Bertrand Beffara Defense Thesis - Spatial attention processing priorities modulate distributed spatial representations in the occipital visual cortex

Bertrand Beffara (IMPACT CRNL)

Bertrand Beffara (IMPACT CRNL) will defend his PhD thesis on the 4th of july at 2pm in the Neurocampus Michel Jouvet amphitheatre.

Title: Spatial attention processing priorities modulate distributed spatial representations in the occipital visual cortex

Jury Members
Jennifer Coull - C.R. CNRS, LNC, Marseille - Rapporteure
Anne Didier - P.U. UCBL1, CRNL, Lyon - Examinatrice
Louise Kauffmann - MCF UGA, LPNC, Grenoble - Examinatrice
Hans Op De Beeck - Professeur, LBP, Louvain - Rapporteur
Emiliano Macaluso - P.U. UCBL1, CRNL, Lyon, Directeur de thèse
Denis Pelisson - D.R. INSERM, CRNL, Lyon, Co-Directeur de thèse

Abstract
Visual selective attention (VSA) is a cognitive function that biases the perceptual processing of visual inputs on the basis of their behavioral relevance. The brain correlates of VSA have mostly been studied in terms of biases of the spatial representations in the occipital cortex, or the functional responses of attention controlling networks in the frontoparietal cortex (FPAN). These two main research fields made use of disparate paradigms and led to contradictory findings, precluding their integration into a unified framework. An emerging theoretical account, the priority maps framework, attempts to reconcile these contradictory findings into a unified view. It posits that an attentional gating is observable within spatial maps in the brain, as a function of the behavioral relevance of items in the visual field and their spatial location, arising from computations both at the occipital and the FPAN levels. However, so far, this account has received poor experimental support. Across three fMRI studies, we tested how multiple spatially-distributed attentional signals bias the spatially-specific responses in the occipital cortex and explored the mechanisms governing these bias. In all studies, we used a visual display containing four items, including one target, placed each in one of the four screen quadrants. Across experiments, we manipulated the configuration of the visual display by incorporating salience (all experiments), goal-directed endogenous cues (Experiment 1), statistical regularities (Experiment 2) and reward (Experiment 3). The main analyses sought to characterize how the different gating signals affect the activity of distributed spatial representations in the visual cortex and whether/how they interact within these representations. For this we constructed a 2D index (spatial bias vector) that, using the activity of multiple quadrant-specific occipital regions, provides us with a measure of the strength and direction of the overall attentional gating. We carried out these analyses in three separate occipital Brodmann areas (BA17, BA18, BA19) in order to capture the contribution of the attentional signals throughout the visual hierarchy. We explored the mechanisms governing the observed spatially-specific patterns of activity in the occipital cortex using interregional connectivity analyses between the parietal and the occipital cortex and performing whole-brain analyses. We showed that, across the three experiments, all attentional signals impacted the response patterns of spatially-specific activity in the occipital cortex. However, these signals had specific signatures that could be explained in terms of top-down signaling involving the FPAN (Experiment 1), but also local interactions within the occipital cortex (all experiments). This work sheds new light on the specification of the mechanisms and constraints that govern the selection of relevant information in conditions entailing a multitude of competing signals, emphasizing for the first time the key contribution of spatial representations in the occipital visual cortex.

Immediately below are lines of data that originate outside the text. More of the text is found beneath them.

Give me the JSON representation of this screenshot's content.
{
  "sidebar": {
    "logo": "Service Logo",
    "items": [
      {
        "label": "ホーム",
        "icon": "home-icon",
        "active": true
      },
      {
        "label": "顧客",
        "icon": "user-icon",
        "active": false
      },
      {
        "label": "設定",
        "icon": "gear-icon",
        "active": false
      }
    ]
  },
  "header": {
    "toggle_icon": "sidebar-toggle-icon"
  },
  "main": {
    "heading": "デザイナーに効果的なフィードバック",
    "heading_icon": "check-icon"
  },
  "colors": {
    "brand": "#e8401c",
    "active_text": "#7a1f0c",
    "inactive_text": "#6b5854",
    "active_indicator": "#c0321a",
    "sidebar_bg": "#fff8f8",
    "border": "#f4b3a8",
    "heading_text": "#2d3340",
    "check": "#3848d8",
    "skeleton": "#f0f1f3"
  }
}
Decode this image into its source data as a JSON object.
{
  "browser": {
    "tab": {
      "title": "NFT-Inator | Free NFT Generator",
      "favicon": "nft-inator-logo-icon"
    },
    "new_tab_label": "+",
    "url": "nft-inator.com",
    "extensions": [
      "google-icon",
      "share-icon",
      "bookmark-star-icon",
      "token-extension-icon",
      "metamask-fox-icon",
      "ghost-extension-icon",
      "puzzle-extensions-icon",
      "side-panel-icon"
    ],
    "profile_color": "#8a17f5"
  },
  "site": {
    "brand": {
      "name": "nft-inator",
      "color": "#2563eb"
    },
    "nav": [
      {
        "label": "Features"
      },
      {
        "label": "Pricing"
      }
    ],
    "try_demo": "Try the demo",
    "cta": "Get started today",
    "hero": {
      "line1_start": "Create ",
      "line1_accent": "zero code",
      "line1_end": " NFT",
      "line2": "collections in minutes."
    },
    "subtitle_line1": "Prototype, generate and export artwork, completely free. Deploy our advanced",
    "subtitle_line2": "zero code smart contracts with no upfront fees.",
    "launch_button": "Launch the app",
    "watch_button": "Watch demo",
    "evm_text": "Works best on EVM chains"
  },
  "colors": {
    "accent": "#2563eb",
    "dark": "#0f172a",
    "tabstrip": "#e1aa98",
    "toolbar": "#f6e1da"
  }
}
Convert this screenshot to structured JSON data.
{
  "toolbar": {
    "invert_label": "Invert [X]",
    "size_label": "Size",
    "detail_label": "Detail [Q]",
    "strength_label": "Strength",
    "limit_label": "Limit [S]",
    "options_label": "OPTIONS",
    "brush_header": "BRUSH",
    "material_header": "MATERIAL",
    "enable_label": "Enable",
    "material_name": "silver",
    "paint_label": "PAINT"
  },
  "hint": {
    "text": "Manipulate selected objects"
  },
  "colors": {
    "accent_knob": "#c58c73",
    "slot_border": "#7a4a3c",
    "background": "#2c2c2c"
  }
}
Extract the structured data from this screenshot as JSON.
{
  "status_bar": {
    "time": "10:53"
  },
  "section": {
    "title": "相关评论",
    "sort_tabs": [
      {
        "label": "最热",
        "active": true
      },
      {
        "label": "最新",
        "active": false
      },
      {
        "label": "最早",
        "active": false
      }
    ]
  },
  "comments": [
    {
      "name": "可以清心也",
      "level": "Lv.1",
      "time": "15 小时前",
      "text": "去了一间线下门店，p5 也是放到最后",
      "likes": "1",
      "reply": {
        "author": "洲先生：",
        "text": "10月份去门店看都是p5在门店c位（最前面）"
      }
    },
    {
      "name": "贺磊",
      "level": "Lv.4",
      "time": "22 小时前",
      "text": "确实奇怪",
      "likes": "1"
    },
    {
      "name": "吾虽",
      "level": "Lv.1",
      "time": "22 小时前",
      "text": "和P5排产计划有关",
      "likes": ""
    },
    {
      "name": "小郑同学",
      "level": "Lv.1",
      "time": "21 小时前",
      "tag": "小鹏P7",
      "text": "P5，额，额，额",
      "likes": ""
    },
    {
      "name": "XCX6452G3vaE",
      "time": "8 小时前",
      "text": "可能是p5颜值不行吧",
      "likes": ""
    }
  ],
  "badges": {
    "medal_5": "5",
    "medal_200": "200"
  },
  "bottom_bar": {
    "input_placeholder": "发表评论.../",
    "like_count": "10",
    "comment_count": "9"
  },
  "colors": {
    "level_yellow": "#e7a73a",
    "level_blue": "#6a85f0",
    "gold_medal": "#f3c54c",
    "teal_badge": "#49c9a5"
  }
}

Team
Monday 4 July 2022 14:00 - 17:00

CRNL - CH Le Vinatier - Bâtiment 462 Neurocampus Michel Jouvet - Amphithéâtre Neurocampus, 95 Boulevard Pinel, Bron